### [Task]
Below are some records; copy each line in them that contains "Average".

[Excerpts from an interface dataset]
───
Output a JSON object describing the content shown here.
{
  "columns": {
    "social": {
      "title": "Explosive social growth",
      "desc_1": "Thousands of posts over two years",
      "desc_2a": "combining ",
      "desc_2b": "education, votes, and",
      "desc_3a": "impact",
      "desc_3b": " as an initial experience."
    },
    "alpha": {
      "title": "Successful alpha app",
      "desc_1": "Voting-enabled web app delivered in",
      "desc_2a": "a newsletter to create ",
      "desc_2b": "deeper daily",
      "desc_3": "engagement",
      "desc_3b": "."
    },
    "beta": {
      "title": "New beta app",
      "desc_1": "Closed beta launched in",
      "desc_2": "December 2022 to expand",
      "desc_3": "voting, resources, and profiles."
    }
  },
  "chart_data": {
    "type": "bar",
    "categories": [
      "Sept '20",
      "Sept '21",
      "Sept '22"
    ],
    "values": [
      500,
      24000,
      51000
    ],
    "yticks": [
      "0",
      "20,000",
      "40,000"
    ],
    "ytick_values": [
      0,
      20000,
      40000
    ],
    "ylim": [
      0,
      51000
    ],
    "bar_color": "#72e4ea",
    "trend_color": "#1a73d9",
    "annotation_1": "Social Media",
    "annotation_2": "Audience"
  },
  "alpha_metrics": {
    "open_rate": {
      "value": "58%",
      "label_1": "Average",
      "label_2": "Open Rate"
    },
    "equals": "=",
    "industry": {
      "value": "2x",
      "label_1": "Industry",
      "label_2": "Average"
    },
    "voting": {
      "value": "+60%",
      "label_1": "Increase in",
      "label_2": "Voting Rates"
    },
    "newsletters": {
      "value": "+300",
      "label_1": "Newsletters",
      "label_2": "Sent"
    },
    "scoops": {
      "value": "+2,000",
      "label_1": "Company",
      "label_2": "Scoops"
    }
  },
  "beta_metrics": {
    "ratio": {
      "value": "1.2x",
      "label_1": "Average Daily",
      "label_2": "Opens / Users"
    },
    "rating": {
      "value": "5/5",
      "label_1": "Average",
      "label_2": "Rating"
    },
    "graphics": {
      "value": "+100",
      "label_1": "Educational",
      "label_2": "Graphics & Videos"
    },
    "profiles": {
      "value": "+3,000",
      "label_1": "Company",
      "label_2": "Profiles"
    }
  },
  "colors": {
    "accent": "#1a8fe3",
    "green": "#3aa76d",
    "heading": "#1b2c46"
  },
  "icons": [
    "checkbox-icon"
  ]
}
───
### [Response]
      "label_1": "Average",
      "label_2": "Average"
      "label_1": "Average Daily",
      "label_1": "Average",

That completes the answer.